No Food or Home for Jatayu!
-Vivek Singh Chauhan
Lucknow: ‘Jatayu’, the mythological vulture who sacrificed its life while trying to save ‘Sita’ from ‘Ravana’, may have attained ‘moksha’ (salvation) but its kin are on the verge of extinction, at least in Uttar Pradesh.
First, it was the painkiller ‘diclofenac sodium’ which took a toll, now it is the closure of illegal abattoirs and timber logging, which has led to shortage of food and habitat for these vulnerable scavengers. Only 2080 vultures are left in U.P, as per census of 2011.
“At few vulture sites, the closure of illegal slaughter houses has led to shortage of food for these birds places. Similarly, indiscriminate felling of big trees like ‘Semal’ (silk cotton), Banyan and Peepal have impacted adversely, as vultures make such large trees as their habitat. The government should take measures in these circumstances for their conservation”, says Professor Amita Kanaujia, wildlife expert and senior faculty at the department of zoology, university of Lucknow.
Talking to newstrack.com, Prof Kanaujia said, “despite of enacted ban on ‘Diclofenac’ (an anti-inflammatory non-steroidal drug, considered as the reason of deaths of vultures) in 2006, the number of vultures hasn’t increased expectedly so authorities must review their approach towards their conservation. There are many other major reasons behind the dwindling numbers of vultures as scarcity of food, water and habitat.”

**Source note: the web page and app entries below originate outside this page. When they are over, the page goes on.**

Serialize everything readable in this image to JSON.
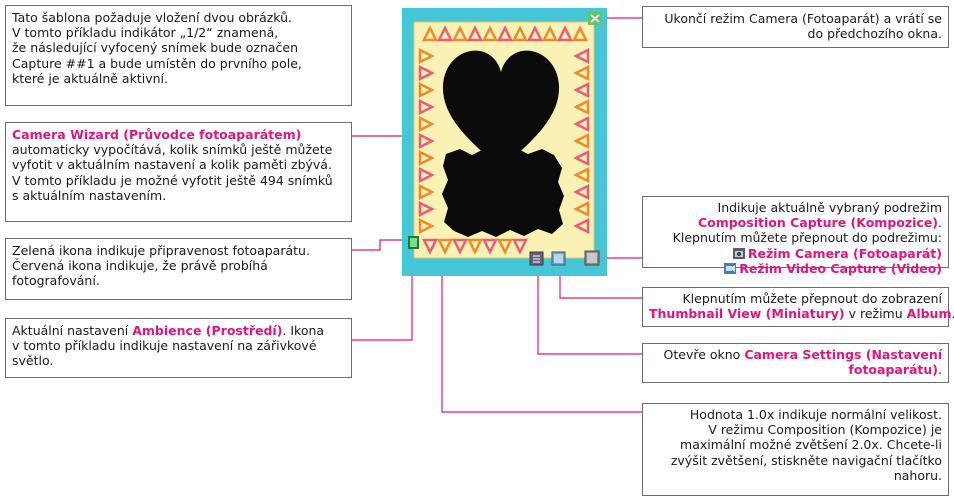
{
  "boxes": {
    "template": {
      "lines": [
        "Tato šablona požaduje vložení dvou obrázků.",
        "V tomto příkladu indikátor „1/2“ znamená,",
        "že následující vyfocený snímek bude označen",
        "Capture ##1 a bude umístěn do prvního pole,",
        "které je aktuálně aktivní."
      ]
    },
    "wizard": {
      "highlight": "Camera Wizard (Průvodce fotoaparátem)",
      "lines": [
        "automaticky vypočítává, kolik snímků ještě můžete",
        "vyfotit v aktuálním nastavení a kolik paměti zbývá.",
        "V tomto příkladu je možné vyfotit ještě 494 snímků",
        "s aktuálním nastavením."
      ]
    },
    "ready": {
      "lines": [
        "Zelená ikona indikuje připravenost fotoaparátu.",
        "Červená ikona indikuje, že právě probíhá",
        "fotografování."
      ]
    },
    "ambience": {
      "line1_pre": "Aktuální nastavení ",
      "line1_hl": "Ambience (Prostředí)",
      "line1_post": ". Ikona",
      "lines": [
        "v tomto příkladu indikuje nastavení na zářivkové",
        "světlo."
      ]
    },
    "exit": {
      "lines": [
        "Ukončí režim Camera (Fotoaparát) a vrátí se",
        "do předchozího okna."
      ]
    },
    "submode": {
      "line1": "Indikuje aktuálně vybraný podrežim",
      "line2_hl": "Composition Capture (Kompozice)",
      "line2_post": ".",
      "line3": "Klepnutím můžete přepnout do podrežimu:",
      "opt1": "Režim Camera (Fotoaparát)",
      "opt2": "Režim Video Capture (Video)"
    },
    "thumb": {
      "line1": "Klepnutím můžete přepnout do zobrazení",
      "hl1": "Thumbnail View (Miniatury)",
      "mid": " v režimu ",
      "hl2": "Album",
      "end": "."
    },
    "settings": {
      "pre": "Otevře okno ",
      "hl1": "Camera Settings (Nastavení",
      "hl2": "fotoaparátu)",
      "end": "."
    },
    "zoom": {
      "lines": [
        "Hodnota 1.0x indikuje normální velikost.",
        "V režimu Composition (Kompozice) je",
        "maximální možné zvětšení 2.0x. Chcete-li",
        "zvýšit zvětšení, stiskněte navigační tlačítko",
        "nahoru."
      ]
    }
  },
  "colors": {
    "highlight": "#e0157f",
    "screen_bg": "#46c7d8",
    "frame_bg": "#faf1b5",
    "triangle_orange": "#ee8a2c",
    "triangle_pink": "#ee5a7a"
  },
  "icons": [
    "exit-icon",
    "ready-icon",
    "settings-icon",
    "album-icon",
    "submode-icon",
    "camera-mode-icon",
    "video-mode-icon"
  ]
}
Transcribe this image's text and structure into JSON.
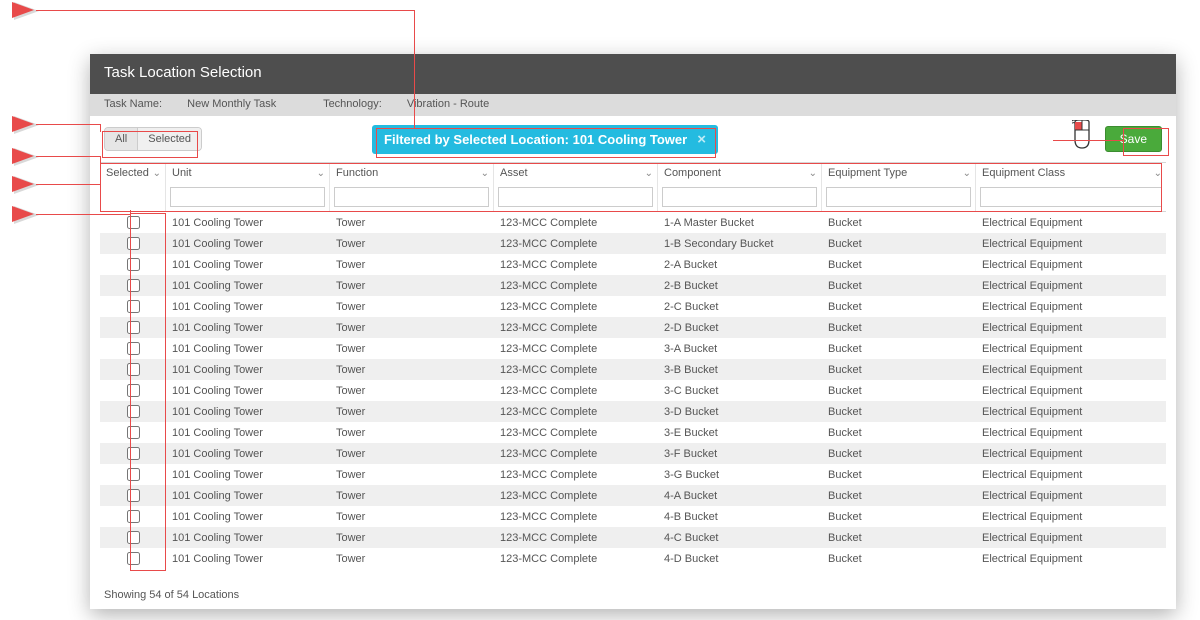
{
  "annotations": {
    "icon_color": "#e84a4a"
  },
  "title": "Task Location Selection",
  "info": {
    "task_name_label": "Task Name:",
    "task_name": "New Monthly Task",
    "technology_label": "Technology:",
    "technology": "Vibration - Route"
  },
  "toolbar": {
    "tab_all": "All",
    "tab_selected": "Selected",
    "filter_chip": "Filtered by Selected Location:  101 Cooling Tower",
    "save_label": "Save"
  },
  "columns": {
    "selected": "Selected",
    "unit": "Unit",
    "function": "Function",
    "asset": "Asset",
    "component": "Component",
    "equipment_type": "Equipment Type",
    "equipment_class": "Equipment Class"
  },
  "rows": [
    {
      "unit": "101 Cooling Tower",
      "function": "Tower",
      "asset": "123-MCC Complete",
      "component": "1-A Master Bucket",
      "equipment_type": "Bucket",
      "equipment_class": "Electrical Equipment"
    },
    {
      "unit": "101 Cooling Tower",
      "function": "Tower",
      "asset": "123-MCC Complete",
      "component": "1-B Secondary Bucket",
      "equipment_type": "Bucket",
      "equipment_class": "Electrical Equipment"
    },
    {
      "unit": "101 Cooling Tower",
      "function": "Tower",
      "asset": "123-MCC Complete",
      "component": "2-A Bucket",
      "equipment_type": "Bucket",
      "equipment_class": "Electrical Equipment"
    },
    {
      "unit": "101 Cooling Tower",
      "function": "Tower",
      "asset": "123-MCC Complete",
      "component": "2-B Bucket",
      "equipment_type": "Bucket",
      "equipment_class": "Electrical Equipment"
    },
    {
      "unit": "101 Cooling Tower",
      "function": "Tower",
      "asset": "123-MCC Complete",
      "component": "2-C Bucket",
      "equipment_type": "Bucket",
      "equipment_class": "Electrical Equipment"
    },
    {
      "unit": "101 Cooling Tower",
      "function": "Tower",
      "asset": "123-MCC Complete",
      "component": "2-D Bucket",
      "equipment_type": "Bucket",
      "equipment_class": "Electrical Equipment"
    },
    {
      "unit": "101 Cooling Tower",
      "function": "Tower",
      "asset": "123-MCC Complete",
      "component": "3-A Bucket",
      "equipment_type": "Bucket",
      "equipment_class": "Electrical Equipment"
    },
    {
      "unit": "101 Cooling Tower",
      "function": "Tower",
      "asset": "123-MCC Complete",
      "component": "3-B Bucket",
      "equipment_type": "Bucket",
      "equipment_class": "Electrical Equipment"
    },
    {
      "unit": "101 Cooling Tower",
      "function": "Tower",
      "asset": "123-MCC Complete",
      "component": "3-C Bucket",
      "equipment_type": "Bucket",
      "equipment_class": "Electrical Equipment"
    },
    {
      "unit": "101 Cooling Tower",
      "function": "Tower",
      "asset": "123-MCC Complete",
      "component": "3-D Bucket",
      "equipment_type": "Bucket",
      "equipment_class": "Electrical Equipment"
    },
    {
      "unit": "101 Cooling Tower",
      "function": "Tower",
      "asset": "123-MCC Complete",
      "component": "3-E Bucket",
      "equipment_type": "Bucket",
      "equipment_class": "Electrical Equipment"
    },
    {
      "unit": "101 Cooling Tower",
      "function": "Tower",
      "asset": "123-MCC Complete",
      "component": "3-F Bucket",
      "equipment_type": "Bucket",
      "equipment_class": "Electrical Equipment"
    },
    {
      "unit": "101 Cooling Tower",
      "function": "Tower",
      "asset": "123-MCC Complete",
      "component": "3-G Bucket",
      "equipment_type": "Bucket",
      "equipment_class": "Electrical Equipment"
    },
    {
      "unit": "101 Cooling Tower",
      "function": "Tower",
      "asset": "123-MCC Complete",
      "component": "4-A Bucket",
      "equipment_type": "Bucket",
      "equipment_class": "Electrical Equipment"
    },
    {
      "unit": "101 Cooling Tower",
      "function": "Tower",
      "asset": "123-MCC Complete",
      "component": "4-B Bucket",
      "equipment_type": "Bucket",
      "equipment_class": "Electrical Equipment"
    },
    {
      "unit": "101 Cooling Tower",
      "function": "Tower",
      "asset": "123-MCC Complete",
      "component": "4-C Bucket",
      "equipment_type": "Bucket",
      "equipment_class": "Electrical Equipment"
    },
    {
      "unit": "101 Cooling Tower",
      "function": "Tower",
      "asset": "123-MCC Complete",
      "component": "4-D Bucket",
      "equipment_type": "Bucket",
      "equipment_class": "Electrical Equipment"
    }
  ],
  "footer": "Showing 54 of 54 Locations"
}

On the contrary eminent conservationist and secretary of TERAI Nature Conservation Society (TNCS) Vijay Prakash Singh, said, “At the tarai belt of Indo-Nepal border which includes Lakhimpur-Kheri, Bahraich and Pilibhit districts, food, water and favourable sites are in abundance but vulture population has been deteriorating with every passing day.”
He says that rampant illegal trade and use of Diclofenac is the sole reason behind the decrease in number of the birds as whole colony of birds could die eating Diclofenac contaminated carcass. And slender build vulture is the most vulnerable of all birds.
If Diclofenac is the main reason for the declining numbers of the endangered bird then it poses a serious question on the concerning authorities who are responsible for enforcing ban on the deadly drug.
Shivangi Mishra, who is doing research on Egyptian vulture says, “In the case of Egyptian vulture there is no tangible proof of adverse diclofenac effect has yet been reported. Lack of awareness and people’s attitude about these creatures is also responsible for their measurable conditions.”
Shivangi says that the only solution of this problem lies in the creation of ‘vulture-restaurant’, a place where animal carcass etc. is dumped. The government should take initiative of establishing such dumping places in isolated areas.
The Bombay Natural History Society (BNHS) with the help of British Charity Royal Society for the Protection of Birds (RSPB) is running ‘Jatayu Conservation Breeding Centre. ‘Pinjore’ (JCBC) is world’s largest facility within ‘Bir Shikargah’ sanctuary for the breeding and conservation of Indian vultures in Haryana. BNHS is also working in Bundelkhand region of Madhya Pradesh.
Bundelkhand, Kanpur, Lalitpur, Devgarh, Suhailwa and areas around Indo-Nepal border are the sites left in UP where vultures are living in their natural habitat. With a life span of nearly 45 years these scavengers are slow breeders, they lay single egg at a time with the incubation period of 45-50 days. The young chicks stay in the nest over 100 days, nest used to build on big trees, cliffs and on sky high historical monument seeking security from predators. As favourable habitat has lost their life became vulnerable.
Rajendra Kumar Singh, Chief forest conservator said, “However, Animal Diclofenac was banned in 2006, but it is still in use for humans as many veterinarians give its doses in high proportion to diseased cattle, which is thrown after death to any dumping ground, as vultures eat that carcass soon they die in masses.The post-mortem report of many vultures showed a developed gout (a Kidney disease) which often develop due to diclofenac and micro particles of polythene found in their bodies that shows drug effect and water contamination as prime reason of their mortality.”
“Not only for vultures but for all aerial fauna, state government has been running many conservative programs almost in every bird sanctuary,” he added.
He accepted the fact that timber logging has led to scarcity of habitat for vultures as big birds used nest in those big trees and shows concern about felling trees in populated non-urban areas.
Making world’s largest sculpture of ‘Jatayu’ may not please its soul as much as providing better living conditions to his kin, might.